Health Care Fallacy #1
Tyler Cowen has three health care fallacies and the first one is something I’ve mentioned before (and tooke quite a bit of heat for),
Today’s report is this:
The financial outlook for Medicare and Social Security has significantly worsened, as the bad economy and mounting job losses have pushed both programs years closer to insolvency, according to a grim report issued Tuesday by the Obama administration.
Maybe you once argued that “Social Security is fine,” but dollars are fungible and the budget must be judged as a whole. The consumption tax is coming, I am sorry to say.
In other words, we can’t simply ignore Social Security in trying to get a handle on the long term fiscal imbalances facing the country. While in isolation Social Security might be “fine” and need only some minor adjustments, the entire budget is looking rather bleak. So, taking Social Security off the table might make the problem intractable.
I also like this part as well,
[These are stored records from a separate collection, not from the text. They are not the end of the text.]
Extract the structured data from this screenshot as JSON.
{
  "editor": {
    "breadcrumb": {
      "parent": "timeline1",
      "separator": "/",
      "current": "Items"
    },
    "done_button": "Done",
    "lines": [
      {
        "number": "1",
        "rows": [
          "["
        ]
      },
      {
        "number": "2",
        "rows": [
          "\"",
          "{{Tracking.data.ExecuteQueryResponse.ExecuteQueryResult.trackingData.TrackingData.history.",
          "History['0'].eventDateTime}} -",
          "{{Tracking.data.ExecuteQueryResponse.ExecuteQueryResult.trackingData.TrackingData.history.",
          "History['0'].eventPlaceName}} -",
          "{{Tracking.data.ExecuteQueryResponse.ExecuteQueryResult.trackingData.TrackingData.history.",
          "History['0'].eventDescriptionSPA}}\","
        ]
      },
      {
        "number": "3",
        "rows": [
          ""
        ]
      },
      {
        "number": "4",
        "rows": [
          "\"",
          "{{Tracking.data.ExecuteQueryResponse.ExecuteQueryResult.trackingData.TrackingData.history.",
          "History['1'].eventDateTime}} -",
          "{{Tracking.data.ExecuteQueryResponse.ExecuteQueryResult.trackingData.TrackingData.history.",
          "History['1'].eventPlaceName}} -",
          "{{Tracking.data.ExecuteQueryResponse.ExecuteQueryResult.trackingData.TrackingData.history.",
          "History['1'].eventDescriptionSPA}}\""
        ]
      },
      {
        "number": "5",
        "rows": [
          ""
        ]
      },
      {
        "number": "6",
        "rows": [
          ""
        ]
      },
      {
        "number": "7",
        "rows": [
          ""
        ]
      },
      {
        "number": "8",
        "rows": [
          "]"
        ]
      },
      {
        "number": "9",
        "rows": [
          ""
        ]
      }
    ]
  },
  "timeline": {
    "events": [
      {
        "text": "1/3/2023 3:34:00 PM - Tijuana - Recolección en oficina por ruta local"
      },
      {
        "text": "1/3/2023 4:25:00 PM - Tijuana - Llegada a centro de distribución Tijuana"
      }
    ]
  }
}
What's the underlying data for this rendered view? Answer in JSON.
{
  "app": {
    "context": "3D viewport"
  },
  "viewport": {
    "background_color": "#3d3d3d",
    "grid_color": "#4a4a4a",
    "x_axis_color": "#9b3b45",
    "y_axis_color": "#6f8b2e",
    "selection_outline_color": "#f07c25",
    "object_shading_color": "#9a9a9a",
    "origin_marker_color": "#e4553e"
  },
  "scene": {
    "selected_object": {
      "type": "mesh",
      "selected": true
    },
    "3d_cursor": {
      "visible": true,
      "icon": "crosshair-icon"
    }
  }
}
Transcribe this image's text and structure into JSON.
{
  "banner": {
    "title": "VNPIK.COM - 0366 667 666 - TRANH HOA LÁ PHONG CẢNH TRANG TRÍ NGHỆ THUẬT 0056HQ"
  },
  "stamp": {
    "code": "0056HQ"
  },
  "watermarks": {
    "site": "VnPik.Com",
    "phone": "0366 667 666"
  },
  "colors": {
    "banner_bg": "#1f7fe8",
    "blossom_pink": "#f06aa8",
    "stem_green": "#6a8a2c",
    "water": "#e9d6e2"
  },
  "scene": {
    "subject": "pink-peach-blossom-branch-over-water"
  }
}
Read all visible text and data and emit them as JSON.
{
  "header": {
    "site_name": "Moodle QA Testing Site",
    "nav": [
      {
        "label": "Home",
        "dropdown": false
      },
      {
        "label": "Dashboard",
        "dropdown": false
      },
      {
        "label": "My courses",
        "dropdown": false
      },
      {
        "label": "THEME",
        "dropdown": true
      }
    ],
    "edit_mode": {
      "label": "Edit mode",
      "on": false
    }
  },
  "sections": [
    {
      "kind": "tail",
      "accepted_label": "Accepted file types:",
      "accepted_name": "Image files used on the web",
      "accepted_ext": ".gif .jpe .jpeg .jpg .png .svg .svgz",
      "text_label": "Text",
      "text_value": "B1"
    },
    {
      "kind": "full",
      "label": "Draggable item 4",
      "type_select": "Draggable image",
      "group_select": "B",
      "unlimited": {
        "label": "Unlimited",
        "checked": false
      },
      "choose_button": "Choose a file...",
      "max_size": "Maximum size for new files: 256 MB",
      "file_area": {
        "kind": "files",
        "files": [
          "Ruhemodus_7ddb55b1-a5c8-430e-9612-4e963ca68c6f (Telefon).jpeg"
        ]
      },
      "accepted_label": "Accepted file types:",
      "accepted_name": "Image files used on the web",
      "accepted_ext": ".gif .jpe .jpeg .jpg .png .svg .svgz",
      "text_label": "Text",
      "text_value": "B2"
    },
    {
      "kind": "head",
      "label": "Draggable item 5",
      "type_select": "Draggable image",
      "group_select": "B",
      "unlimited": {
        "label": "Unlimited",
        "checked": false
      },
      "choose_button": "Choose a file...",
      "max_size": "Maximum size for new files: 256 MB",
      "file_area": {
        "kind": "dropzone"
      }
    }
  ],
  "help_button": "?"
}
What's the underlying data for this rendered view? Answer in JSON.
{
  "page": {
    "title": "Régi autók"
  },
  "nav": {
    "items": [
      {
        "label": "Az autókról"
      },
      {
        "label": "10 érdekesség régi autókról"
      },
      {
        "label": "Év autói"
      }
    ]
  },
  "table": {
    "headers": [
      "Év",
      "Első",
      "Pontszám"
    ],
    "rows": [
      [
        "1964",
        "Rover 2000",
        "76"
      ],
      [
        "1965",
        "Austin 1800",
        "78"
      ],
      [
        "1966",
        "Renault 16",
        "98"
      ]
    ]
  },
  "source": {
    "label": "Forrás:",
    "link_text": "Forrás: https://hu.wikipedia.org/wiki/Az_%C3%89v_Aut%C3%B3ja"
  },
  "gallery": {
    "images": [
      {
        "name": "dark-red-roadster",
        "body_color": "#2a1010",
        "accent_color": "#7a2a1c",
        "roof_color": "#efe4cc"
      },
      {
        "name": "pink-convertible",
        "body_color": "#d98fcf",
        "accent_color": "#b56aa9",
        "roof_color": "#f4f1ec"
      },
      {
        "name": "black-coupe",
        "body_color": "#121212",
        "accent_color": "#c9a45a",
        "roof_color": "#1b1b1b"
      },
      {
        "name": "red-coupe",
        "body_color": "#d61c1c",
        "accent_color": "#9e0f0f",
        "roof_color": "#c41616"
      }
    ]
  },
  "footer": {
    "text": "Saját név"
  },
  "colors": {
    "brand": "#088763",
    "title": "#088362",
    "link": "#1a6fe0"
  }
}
I’m seeing nascent signs of a new (but actually old) fallacy, namely that since health care costs can (will?) crush the budget, we don’t have to worry so much about other expenditures. The mental story runs something like this: “if we don’t cure health care cost inflation, it doesn’t matter; if we do cure health care cost inflation, we can afford it.” That’s exactly the kind of false mental framing that behavioral economics identifies as irrational in other settings.